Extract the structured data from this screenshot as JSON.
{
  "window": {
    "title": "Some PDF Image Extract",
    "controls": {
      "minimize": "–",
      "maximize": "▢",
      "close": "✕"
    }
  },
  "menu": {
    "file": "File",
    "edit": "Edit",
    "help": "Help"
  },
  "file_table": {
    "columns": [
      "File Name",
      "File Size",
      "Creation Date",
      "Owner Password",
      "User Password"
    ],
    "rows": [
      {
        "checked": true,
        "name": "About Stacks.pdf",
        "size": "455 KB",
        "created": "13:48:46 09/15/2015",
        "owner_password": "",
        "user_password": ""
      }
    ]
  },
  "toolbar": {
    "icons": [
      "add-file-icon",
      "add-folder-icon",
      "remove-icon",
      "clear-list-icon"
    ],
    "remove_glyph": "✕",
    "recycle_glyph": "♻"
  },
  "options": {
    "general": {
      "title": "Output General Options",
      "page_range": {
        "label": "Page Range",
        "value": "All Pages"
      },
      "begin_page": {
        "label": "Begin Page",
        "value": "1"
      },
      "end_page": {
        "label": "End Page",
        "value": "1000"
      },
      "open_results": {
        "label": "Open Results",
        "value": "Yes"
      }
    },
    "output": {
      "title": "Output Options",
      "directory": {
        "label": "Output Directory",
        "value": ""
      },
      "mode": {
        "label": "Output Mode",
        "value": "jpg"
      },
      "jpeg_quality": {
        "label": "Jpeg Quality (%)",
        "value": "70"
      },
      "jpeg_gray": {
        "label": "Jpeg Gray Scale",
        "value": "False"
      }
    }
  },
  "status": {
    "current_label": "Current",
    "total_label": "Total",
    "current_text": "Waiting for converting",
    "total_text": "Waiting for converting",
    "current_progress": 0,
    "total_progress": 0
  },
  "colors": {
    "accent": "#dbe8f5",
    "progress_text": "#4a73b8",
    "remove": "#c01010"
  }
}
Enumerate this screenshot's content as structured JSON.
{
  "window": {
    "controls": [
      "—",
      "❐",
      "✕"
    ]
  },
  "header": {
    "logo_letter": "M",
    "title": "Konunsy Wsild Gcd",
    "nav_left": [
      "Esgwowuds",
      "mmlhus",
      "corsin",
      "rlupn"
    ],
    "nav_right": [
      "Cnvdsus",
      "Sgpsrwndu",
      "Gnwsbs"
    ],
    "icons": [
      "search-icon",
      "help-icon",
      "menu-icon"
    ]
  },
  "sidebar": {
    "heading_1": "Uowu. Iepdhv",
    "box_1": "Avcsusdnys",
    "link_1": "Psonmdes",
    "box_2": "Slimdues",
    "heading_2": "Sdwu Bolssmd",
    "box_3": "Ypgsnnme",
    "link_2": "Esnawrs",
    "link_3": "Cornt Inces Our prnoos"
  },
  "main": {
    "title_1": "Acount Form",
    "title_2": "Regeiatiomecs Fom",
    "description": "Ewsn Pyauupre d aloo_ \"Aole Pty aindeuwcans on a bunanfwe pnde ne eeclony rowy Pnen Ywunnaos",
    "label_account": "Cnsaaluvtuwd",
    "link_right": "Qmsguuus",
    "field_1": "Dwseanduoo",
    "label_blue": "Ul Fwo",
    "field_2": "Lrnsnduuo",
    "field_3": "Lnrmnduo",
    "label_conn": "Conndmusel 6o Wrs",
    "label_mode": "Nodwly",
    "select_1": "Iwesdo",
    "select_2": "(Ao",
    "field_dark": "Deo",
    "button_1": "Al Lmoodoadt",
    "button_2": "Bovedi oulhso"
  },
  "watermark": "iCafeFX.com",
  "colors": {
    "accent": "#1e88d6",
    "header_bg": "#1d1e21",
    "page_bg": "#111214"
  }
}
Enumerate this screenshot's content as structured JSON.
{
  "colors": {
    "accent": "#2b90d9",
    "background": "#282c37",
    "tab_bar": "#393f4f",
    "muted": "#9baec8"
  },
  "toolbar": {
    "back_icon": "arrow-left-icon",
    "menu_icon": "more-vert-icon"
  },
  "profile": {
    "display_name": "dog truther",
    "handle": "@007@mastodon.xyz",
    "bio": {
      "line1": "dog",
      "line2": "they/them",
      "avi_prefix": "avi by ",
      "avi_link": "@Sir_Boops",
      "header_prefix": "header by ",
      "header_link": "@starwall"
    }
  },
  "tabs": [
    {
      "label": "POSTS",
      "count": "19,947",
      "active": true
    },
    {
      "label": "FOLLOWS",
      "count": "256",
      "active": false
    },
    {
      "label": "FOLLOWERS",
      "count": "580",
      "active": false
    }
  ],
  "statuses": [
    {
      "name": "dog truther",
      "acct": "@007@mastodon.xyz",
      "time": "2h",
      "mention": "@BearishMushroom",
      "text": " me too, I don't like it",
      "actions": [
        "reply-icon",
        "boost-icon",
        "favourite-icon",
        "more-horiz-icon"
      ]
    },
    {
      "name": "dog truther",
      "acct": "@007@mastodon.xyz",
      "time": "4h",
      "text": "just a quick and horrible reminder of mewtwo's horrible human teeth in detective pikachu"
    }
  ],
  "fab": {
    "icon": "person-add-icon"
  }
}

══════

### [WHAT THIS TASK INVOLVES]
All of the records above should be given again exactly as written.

### [WRITTEN SOLUTION]
Extract the structured data from this screenshot as JSON.
{
  "window": {
    "title": "Some PDF Image Extract",
    "controls": {
      "minimize": "–",
      "maximize": "▢",
      "close": "✕"
    }
  },
  "menu": {
    "file": "File",
    "edit": "Edit",
    "help": "Help"
  },
  "file_table": {
    "columns": [
      "File Name",
      "File Size",
      "Creation Date",
      "Owner Password",
      "User Password"
    ],
    "rows": [
      {
        "checked": true,
        "name": "About Stacks.pdf",
        "size": "455 KB",
        "created": "13:48:46 09/15/2015",
        "owner_password": "",
        "user_password": ""
      }
    ]
  },
  "toolbar": {
    "icons": [
      "add-file-icon",
      "add-folder-icon",
      "remove-icon",
      "clear-list-icon"
    ],
    "remove_glyph": "✕",
    "recycle_glyph": "♻"
  },
  "options": {
    "general": {
      "title": "Output General Options",
      "page_range": {
        "label": "Page Range",
        "value": "All Pages"
      },
      "begin_page": {
        "label": "Begin Page",
        "value": "1"
      },
      "end_page": {
        "label": "End Page",
        "value": "1000"
      },
      "open_results": {
        "label": "Open Results",
        "value": "Yes"
      }
    },
    "output": {
      "title": "Output Options",
      "directory": {
        "label": "Output Directory",
        "value": ""
      },
      "mode": {
        "label": "Output Mode",
        "value": "jpg"
      },
      "jpeg_quality": {
        "label": "Jpeg Quality (%)",
        "value": "70"
      },
      "jpeg_gray": {
        "label": "Jpeg Gray Scale",
        "value": "False"
      }
    }
  },
  "status": {
    "current_label": "Current",
    "total_label": "Total",
    "current_text": "Waiting for converting",
    "total_text": "Waiting for converting",
    "current_progress": 0,
    "total_progress": 0
  },
  "colors": {
    "accent": "#dbe8f5",
    "progress_text": "#4a73b8",
    "remove": "#c01010"
  }
}
Enumerate this screenshot's content as structured JSON.
{
  "window": {
    "controls": [
      "—",
      "❐",
      "✕"
    ]
  },
  "header": {
    "logo_letter": "M",
    "title": "Konunsy Wsild Gcd",
    "nav_left": [
      "Esgwowuds",
      "mmlhus",
      "corsin",
      "rlupn"
    ],
    "nav_right": [
      "Cnvdsus",
      "Sgpsrwndu",
      "Gnwsbs"
    ],
    "icons": [
      "search-icon",
      "help-icon",
      "menu-icon"
    ]
  },
  "sidebar": {
    "heading_1": "Uowu. Iepdhv",
    "box_1": "Avcsusdnys",
    "link_1": "Psonmdes",
    "box_2": "Slimdues",
    "heading_2": "Sdwu Bolssmd",
    "box_3": "Ypgsnnme",
    "link_2": "Esnawrs",
    "link_3": "Cornt Inces Our prnoos"
  },
  "main": {
    "title_1": "Acount Form",
    "title_2": "Regeiatiomecs Fom",
    "description": "Ewsn Pyauupre d aloo_ \"Aole Pty aindeuwcans on a bunanfwe pnde ne eeclony rowy Pnen Ywunnaos",
    "label_account": "Cnsaaluvtuwd",
    "link_right": "Qmsguuus",
    "field_1": "Dwseanduoo",
    "label_blue": "Ul Fwo",
    "field_2": "Lrnsnduuo",
    "field_3": "Lnrmnduo",
    "label_conn": "Conndmusel 6o Wrs",
    "label_mode": "Nodwly",
    "select_1": "Iwesdo",
    "select_2": "(Ao",
    "field_dark": "Deo",
    "button_1": "Al Lmoodoadt",
    "button_2": "Bovedi oulhso"
  },
  "watermark": "iCafeFX.com",
  "colors": {
    "accent": "#1e88d6",
    "header_bg": "#1d1e21",
    "page_bg": "#111214"
  }
}
Enumerate this screenshot's content as structured JSON.
{
  "colors": {
    "accent": "#2b90d9",
    "background": "#282c37",
    "tab_bar": "#393f4f",
    "muted": "#9baec8"
  },
  "toolbar": {
    "back_icon": "arrow-left-icon",
    "menu_icon": "more-vert-icon"
  },
  "profile": {
    "display_name": "dog truther",
    "handle": "@007@mastodon.xyz",
    "bio": {
      "line1": "dog",
      "line2": "they/them",
      "avi_prefix": "avi by ",
      "avi_link": "@Sir_Boops",
      "header_prefix": "header by ",
      "header_link": "@starwall"
    }
  },
  "tabs": [
    {
      "label": "POSTS",
      "count": "19,947",
      "active": true
    },
    {
      "label": "FOLLOWS",
      "count": "256",
      "active": false
    },
    {
      "label": "FOLLOWERS",
      "count": "580",
      "active": false
    }
  ],
  "statuses": [
    {
      "name": "dog truther",
      "acct": "@007@mastodon.xyz",
      "time": "2h",
      "mention": "@BearishMushroom",
      "text": " me too, I don't like it",
      "actions": [
        "reply-icon",
        "boost-icon",
        "favourite-icon",
        "more-horiz-icon"
      ]
    },
    {
      "name": "dog truther",
      "acct": "@007@mastodon.xyz",
      "time": "4h",
      "text": "just a quick and horrible reminder of mewtwo's horrible human teeth in detective pikachu"
    }
  ],
  "fab": {
    "icon": "person-add-icon"
  }
}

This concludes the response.